February 11, 2016

10 Amazing ways to see a cube

This is quite a challenge. The idea is to draw an anamorphic cube so that the image, once projected onto a curved surface looks like a cube. You will find the template or graph for this exercise on Mathspig here.

It took me several goes to get it … sort of … right.

Mathspig Cube 3.1

Step 1: Make silver foil/cardboard cylinder to fit the dotted circle on the grid below.

Mathspig Cube 3.2

Step 2: Draw in the corners of the cube on the square grid and match these corners on the curved grid.

Mathspig Cube 3.3

Step 3: Draw in the three vertical sides of the cube and match these lines on the curved grid.

Mathspig Cube 3.4

Step 4: Draw in the top and bottom horizontal sides of the cube on the square grid and match these on the curved grid.

Getting tricky now.

Mathspig Cube 3.5

Step 5: Draw in the blue, orange and green sides of the cube on the square grid and match these on the curved grid.

Mathspig Cube 3.6

Step 6: Place silver cylinder on dotted circle.

Mathspig Cube 3.7

Step 7: Can you see the cube?

Mathspig Cube 3.8

Step 8: Here’s a closer look.

An even better Anamorphic Cube.
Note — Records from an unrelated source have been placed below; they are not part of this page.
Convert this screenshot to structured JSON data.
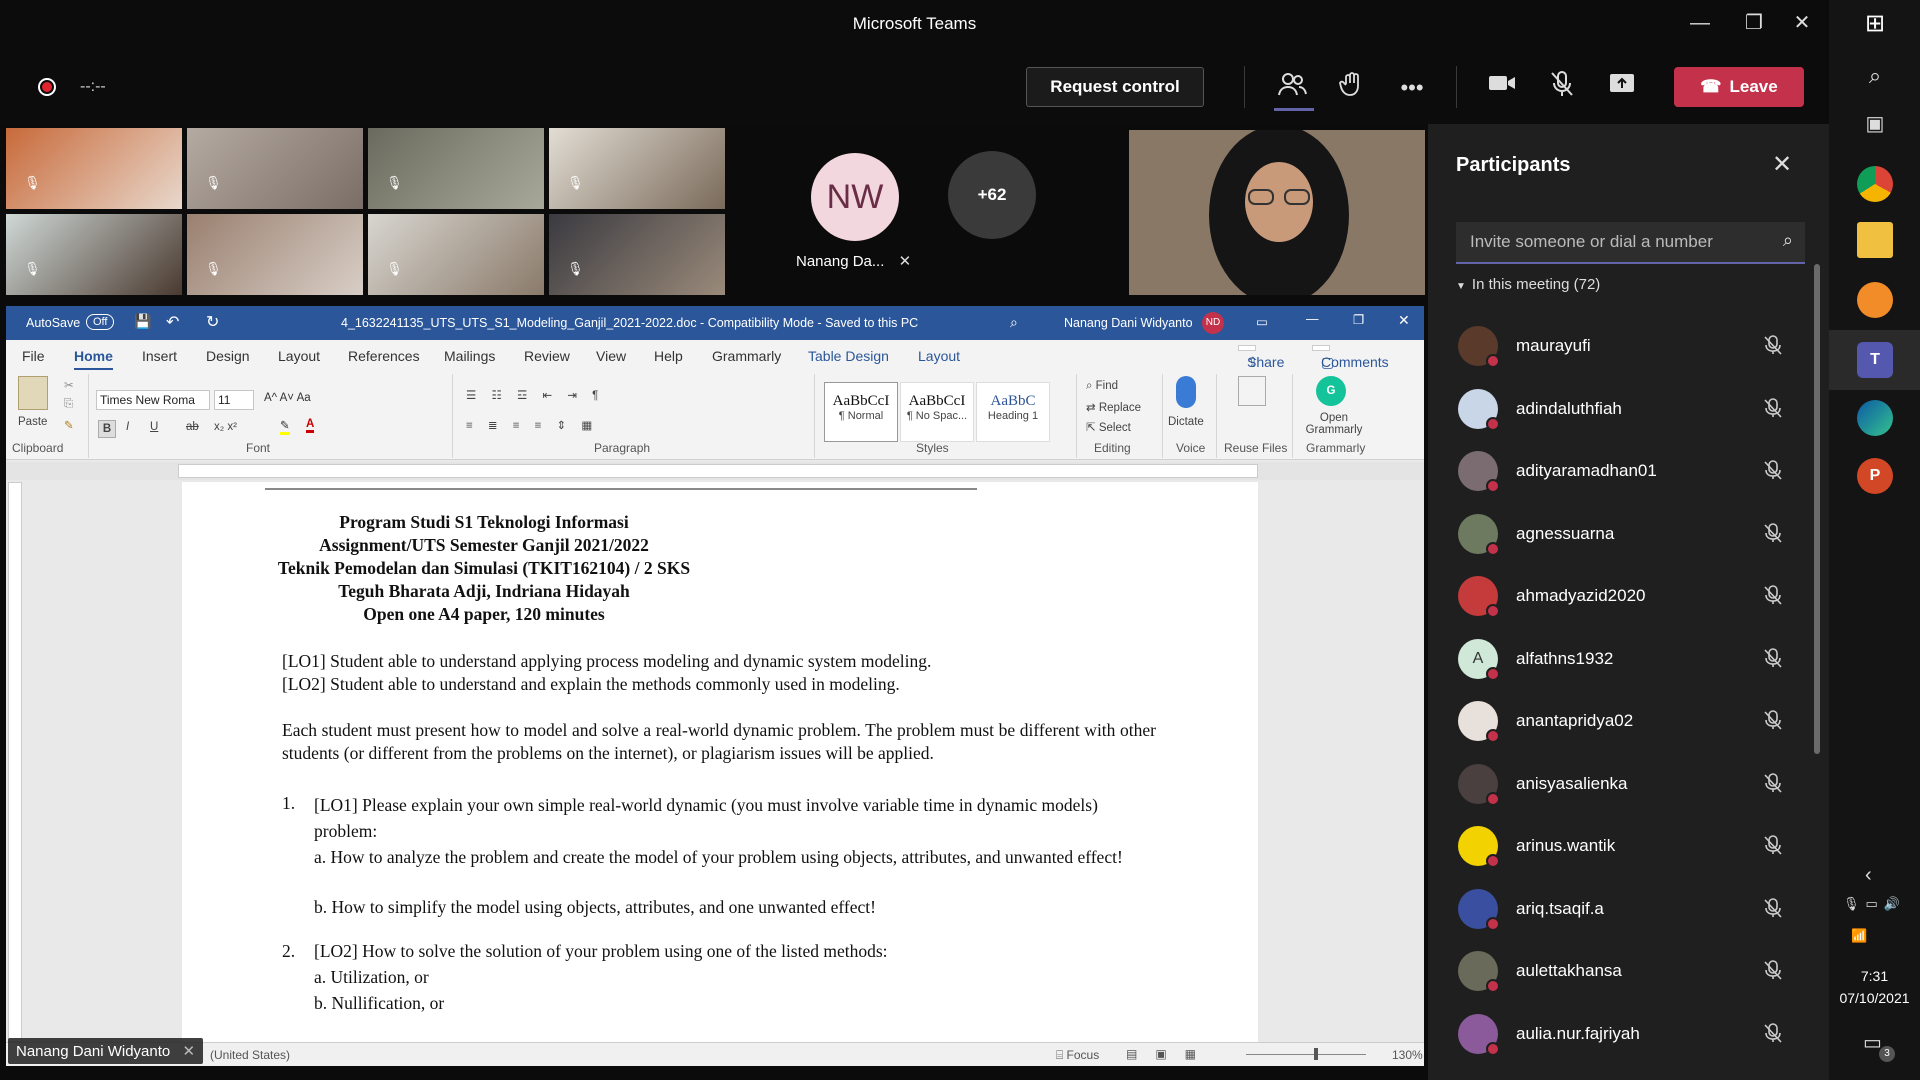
{
  "window": {
    "title": "Microsoft Teams"
  },
  "toolbar": {
    "timer": "--:--",
    "request_control_label": "Request control",
    "leave_label": "Leave"
  },
  "gallery": {
    "presenter_initials": "NW",
    "presenter_name": "Nanang Da...",
    "overflow_count": "+62"
  },
  "word": {
    "autosave_label": "AutoSave",
    "autosave_state": "Off",
    "doc_title": "4_1632241135_UTS_UTS_S1_Modeling_Ganjil_2021-2022.doc  -  Compatibility Mode  -  Saved to this PC",
    "user_name": "Nanang Dani Widyanto",
    "user_initials": "ND",
    "tabs": [
      "File",
      "Home",
      "Insert",
      "Design",
      "Layout",
      "References",
      "Mailings",
      "Review",
      "View",
      "Help",
      "Grammarly",
      "Table Design",
      "Layout"
    ],
    "share_label": "Share",
    "comments_label": "Comments",
    "font_name": "Times New Roma",
    "font_size": "11",
    "paste_label": "Paste",
    "styles": [
      {
        "preview": "AaBbCcI",
        "label": "¶ Normal"
      },
      {
        "preview": "AaBbCcI",
        "label": "¶ No Spac..."
      },
      {
        "preview": "AaBbC",
        "label": "Heading 1"
      }
    ],
    "editing": {
      "find": "Find",
      "replace": "Replace",
      "select": "Select"
    },
    "dictate_label": "Dictate",
    "reuse_label": "Reuse Files",
    "grammarly_label": "Open Grammarly",
    "groups": [
      "Clipboard",
      "Font",
      "Paragraph",
      "Styles",
      "Editing",
      "Voice",
      "Reuse Files",
      "Grammarly"
    ],
    "status_lang": "(United States)",
    "status_focus": "Focus",
    "zoom": "130%"
  },
  "document": {
    "header": [
      "Program Studi S1 Teknologi Informasi",
      "Assignment/UTS Semester Ganjil 2021/2022",
      "Teknik Pemodelan dan Simulasi (TKIT162104) / 2 SKS",
      "Teguh Bharata Adji, Indriana Hidayah",
      "Open one A4 paper, 120 minutes"
    ],
    "lo1": "[LO1] Student able to understand applying process modeling and dynamic system modeling.",
    "lo2": "[LO2] Student able to understand and explain the methods commonly used in modeling.",
    "intro": "Each student must present how to model and solve a real-world dynamic problem. The problem must be different with other students (or different from the problems on the internet), or plagiarism issues will be applied.",
    "q1_num": "1.",
    "q1": "[LO1] Please explain your own simple real-world dynamic (you must involve variable time in dynamic models) problem:",
    "q1a": "a. How to analyze the problem and create the model of your problem using objects, attributes, and unwanted effect!",
    "q1b": "b. How to simplify the model using objects, attributes, and one unwanted effect!",
    "q2_num": "2.",
    "q2": "[LO2] How to solve the solution of your problem using one of the listed methods:",
    "q2a": "a. Utilization, or",
    "q2b": "b. Nullification, or"
  },
  "presenter_label": "Nanang Dani Widyanto",
  "participants": {
    "title": "Participants",
    "search_placeholder": "Invite someone or dial a number",
    "in_meeting": "In this meeting (72)",
    "list": [
      {
        "name": "maurayufi",
        "color": "#5a3a2a"
      },
      {
        "name": "adindaluthfiah",
        "color": "#c9d6e8"
      },
      {
        "name": "adityaramadhan01",
        "color": "#7a6c70"
      },
      {
        "name": "agnessuarna",
        "color": "#6e7a60"
      },
      {
        "name": "ahmadyazid2020",
        "color": "#c53a3a"
      },
      {
        "name": "alfathns1932",
        "color": "#cfe8d8",
        "initial": "A"
      },
      {
        "name": "anantapridya02",
        "color": "#e8e0da"
      },
      {
        "name": "anisyasalienka",
        "color": "#4a4040"
      },
      {
        "name": "arinus.wantik",
        "color": "#f2d200"
      },
      {
        "name": "ariq.tsaqif.a",
        "color": "#3a4fa0"
      },
      {
        "name": "aulettakhansa",
        "color": "#6a6a5a"
      },
      {
        "name": "aulia.nur.fajriyah",
        "color": "#8a5a9a"
      }
    ]
  },
  "tray": {
    "time": "7:31",
    "date": "07/10/2021",
    "notifications": "3"
  }
}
Anamorphic Illusion Art of a Rubik’s Cube

By John Snow

Amazing Anamorphic Illusions by Brusspup